Can Employers Test for Marijuana in Nevada?

Can Employers Test for Marijuana in Nevada?

Can Employers Test for Marijuana in Nevada?

Since recreational use became legal in 2017, Nevada has been at the forefront of cannabis reform. From passing laws that allow veterinarians to administer CBD to the legalization of consumption lounges, Nevada lawmakers have sought to fill missing gaps in marijuana legislation. 

One of the gray areas that have been a topic of concern for many is cannabis in the workplace. Though medical use has been legal since 2001, law-abiding users have been largely unprotected from workplace discrimination. In 2020, policymakers set to address the ambiguity of marijuana testing and passed a law that would ban discrimination against prospective employees for testing positive for THC on a pre-employment drug screening. 

Though this new legislation creates a more inclusive space for cannabis users, the protections are not limitless, so let’s uncover how this affects THC-users and employers:

Cannabis in the Workplace

Nevada’s push for legal marijuana left significant holes in respect to employment laws. Now legal to anyone 21 years of age or older, cannabis created a disconnect between employees’ legal activities and employers’ “drug-free” expectations. Even after voters passed Question 2, employers still routinely screened applicants to determine cannabis use. Whether they blatantly admitted it or not, they could also refuse to hire (and fire current employees) who failed these drug screenings. This prospect raises the question, “Can employees be discriminated against for what they partake in outside of the workplace?”

In recent years, cannabis has become akin to alcohol in terms of social acceptability – except for one thing, applicants are much less likely to be disqualified from a hiring decision for alcohol use. Similarly, marijuana can remain in the system long after it’s been ingested. Someone who smoked a month ago could still have traces of THC in their system, compared to the hours that alcohol lasts in the body.

In other words, an individual who smoked a month ago hypothetically seems less qualified than a person who was black-out drunk last week. That’s not to say that alcohol drinkers have less work ethic than cannabis users, but merely a representation that legal substance use outside of work is a poor indicator as a condition of employment. 

AB 132: Marijuana Testing in Nevada

To address these concerns, policymakers created AB 132. This bill bans most employers in the state from testing for THC as part of pre-employment drug screenings.

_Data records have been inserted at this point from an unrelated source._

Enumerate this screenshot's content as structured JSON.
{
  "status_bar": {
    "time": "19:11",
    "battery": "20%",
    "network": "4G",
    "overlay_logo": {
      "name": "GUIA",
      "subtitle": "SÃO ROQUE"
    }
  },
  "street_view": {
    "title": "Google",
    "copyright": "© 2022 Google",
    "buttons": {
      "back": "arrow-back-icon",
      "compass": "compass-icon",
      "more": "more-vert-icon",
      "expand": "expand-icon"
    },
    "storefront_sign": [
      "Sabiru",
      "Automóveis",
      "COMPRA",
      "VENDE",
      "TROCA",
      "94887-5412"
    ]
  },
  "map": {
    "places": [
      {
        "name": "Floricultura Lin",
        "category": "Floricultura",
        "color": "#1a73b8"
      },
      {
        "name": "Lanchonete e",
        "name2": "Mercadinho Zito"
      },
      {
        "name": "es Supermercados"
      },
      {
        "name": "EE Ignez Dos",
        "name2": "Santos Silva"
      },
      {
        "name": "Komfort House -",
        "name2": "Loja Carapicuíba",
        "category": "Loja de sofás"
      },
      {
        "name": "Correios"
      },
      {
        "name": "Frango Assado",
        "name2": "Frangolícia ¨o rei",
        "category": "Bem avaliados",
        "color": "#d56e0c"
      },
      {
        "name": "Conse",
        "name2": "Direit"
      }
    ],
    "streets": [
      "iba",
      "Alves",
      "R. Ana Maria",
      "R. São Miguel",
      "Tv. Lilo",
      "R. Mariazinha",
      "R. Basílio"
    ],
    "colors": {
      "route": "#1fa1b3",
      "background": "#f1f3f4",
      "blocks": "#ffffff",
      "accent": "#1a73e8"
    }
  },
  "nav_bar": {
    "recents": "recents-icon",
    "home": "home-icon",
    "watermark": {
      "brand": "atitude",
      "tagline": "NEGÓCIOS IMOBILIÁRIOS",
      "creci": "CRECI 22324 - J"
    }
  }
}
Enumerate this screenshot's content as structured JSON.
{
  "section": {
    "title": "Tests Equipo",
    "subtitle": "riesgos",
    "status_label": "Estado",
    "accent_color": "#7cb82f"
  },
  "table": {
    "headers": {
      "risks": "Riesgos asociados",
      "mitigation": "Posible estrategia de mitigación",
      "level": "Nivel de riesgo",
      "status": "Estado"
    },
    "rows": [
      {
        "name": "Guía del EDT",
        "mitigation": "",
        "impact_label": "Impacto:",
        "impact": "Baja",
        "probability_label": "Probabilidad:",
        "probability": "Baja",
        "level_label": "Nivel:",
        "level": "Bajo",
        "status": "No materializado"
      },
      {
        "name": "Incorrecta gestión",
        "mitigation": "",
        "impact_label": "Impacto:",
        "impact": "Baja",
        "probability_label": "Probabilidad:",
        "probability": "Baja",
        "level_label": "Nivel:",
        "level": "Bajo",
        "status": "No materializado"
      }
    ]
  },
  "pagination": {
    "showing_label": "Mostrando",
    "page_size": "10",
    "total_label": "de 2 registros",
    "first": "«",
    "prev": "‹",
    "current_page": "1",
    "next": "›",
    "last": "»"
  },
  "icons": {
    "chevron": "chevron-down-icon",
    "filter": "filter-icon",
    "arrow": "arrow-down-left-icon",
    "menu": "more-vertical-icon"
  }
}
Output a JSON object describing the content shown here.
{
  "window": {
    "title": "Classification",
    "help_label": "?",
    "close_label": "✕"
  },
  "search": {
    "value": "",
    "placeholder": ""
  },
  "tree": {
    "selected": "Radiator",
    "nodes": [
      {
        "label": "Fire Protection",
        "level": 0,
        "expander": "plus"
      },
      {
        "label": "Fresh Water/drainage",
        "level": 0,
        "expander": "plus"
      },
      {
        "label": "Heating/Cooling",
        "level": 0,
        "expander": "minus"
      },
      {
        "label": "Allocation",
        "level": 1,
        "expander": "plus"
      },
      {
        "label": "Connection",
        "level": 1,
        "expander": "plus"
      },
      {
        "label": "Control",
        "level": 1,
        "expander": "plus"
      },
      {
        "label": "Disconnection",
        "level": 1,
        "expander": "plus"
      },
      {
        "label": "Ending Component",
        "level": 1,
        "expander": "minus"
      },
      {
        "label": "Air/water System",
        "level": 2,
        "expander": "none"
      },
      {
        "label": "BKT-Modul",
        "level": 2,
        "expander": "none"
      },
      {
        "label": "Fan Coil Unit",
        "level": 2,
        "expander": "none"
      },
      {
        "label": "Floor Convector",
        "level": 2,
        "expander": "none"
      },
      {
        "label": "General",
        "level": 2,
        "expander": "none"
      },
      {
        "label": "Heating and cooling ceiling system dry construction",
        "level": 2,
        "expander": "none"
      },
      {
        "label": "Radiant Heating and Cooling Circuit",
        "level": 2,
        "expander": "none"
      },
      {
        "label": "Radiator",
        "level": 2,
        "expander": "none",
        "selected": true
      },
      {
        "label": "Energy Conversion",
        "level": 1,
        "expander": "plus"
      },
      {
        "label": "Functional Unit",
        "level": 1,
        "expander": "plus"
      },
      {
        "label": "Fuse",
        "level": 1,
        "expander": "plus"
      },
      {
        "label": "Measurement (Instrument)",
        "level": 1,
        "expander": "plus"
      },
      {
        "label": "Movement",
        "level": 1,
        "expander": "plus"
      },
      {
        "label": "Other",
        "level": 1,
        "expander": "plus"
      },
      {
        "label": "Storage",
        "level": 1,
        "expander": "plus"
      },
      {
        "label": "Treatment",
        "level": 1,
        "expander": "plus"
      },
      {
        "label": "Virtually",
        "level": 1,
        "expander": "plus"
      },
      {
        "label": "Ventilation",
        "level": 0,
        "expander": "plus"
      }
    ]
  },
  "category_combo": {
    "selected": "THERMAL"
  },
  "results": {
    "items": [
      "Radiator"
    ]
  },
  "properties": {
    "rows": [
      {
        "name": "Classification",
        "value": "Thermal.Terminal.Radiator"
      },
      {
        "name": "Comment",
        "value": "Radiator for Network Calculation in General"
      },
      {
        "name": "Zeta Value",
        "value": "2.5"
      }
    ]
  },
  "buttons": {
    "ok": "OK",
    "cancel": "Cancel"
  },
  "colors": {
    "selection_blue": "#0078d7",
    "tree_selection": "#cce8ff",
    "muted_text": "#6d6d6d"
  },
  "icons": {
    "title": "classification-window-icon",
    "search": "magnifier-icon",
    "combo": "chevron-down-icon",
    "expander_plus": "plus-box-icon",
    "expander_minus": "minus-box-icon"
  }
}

Of course, there are exceptions to this rule. Positions that affect the safety of others may still test (and disqualify applicants) for cannabis use. The jobs that fall under this category include, but are not limited to: 

  • Firefighters
  • Emergency personnel (nurses, EMTs, police officers, etc.)
  • Drivers or jobs that require driving
  • Security guards
  • Federal government jobs

Another important part of AB 132 is the employee’s right to additional screening. The legislation states, “If an employer requires an employee to submit to a screening test within the first 30 days of employment, the employee shall have the right to submit to an additional screening test, at his or her own expense, to rebut the results of the initial screening test.” 

In other words, employers must accept and consider applicants who resubmit a screening test that they initially have failed.

The purpose of this is to combat the long-lasting effects of THC that may not accurately reflect the prospective employee’s usage. For example, if an individual used cannabis before applying to the job and did not understand the requirements, this allows an additional opportunity to show the usage was not recent. As mentioned, cannabis can last in the body for weeks or more. Hypothetically, an individual could apply to a job under the guise they do not currently smoke (or will not going forward), and still fail the pre-screening because of THC’s lingering effects. This condition for AB132 allows the employee/employer relationship to form and grants an opportunity for current behavior to reflect more than past behavior. 

So, can employers test for marijuana in Nevada?  

Under AB 132, some employers cannot test for marijuana use during the hiring process. This means they cannot disqualify an applicant for testing positive for THC on a pre-screening drug test. The exceptions to this law are jobs that impact the safety of others, including emergency personnel, federal jobs, security positions, and jobs that require driving. 

It’s also important to note that this law still allows for employers to have a drug policy. Additionally, employers can still perform random drug tests and fire you for showing up to work under the influence. At the same time, many employers have found it increasingly difficult to maintain a cannabis-free workplace and have voluntarily stopped testing for marijuana use. When in doubt, check with your employer first!

Have any additional questions? We’re happy to help! You can contact us here. We’d also love for you to follow us on Instagram to stay up to date on the latest Green news, products, and events.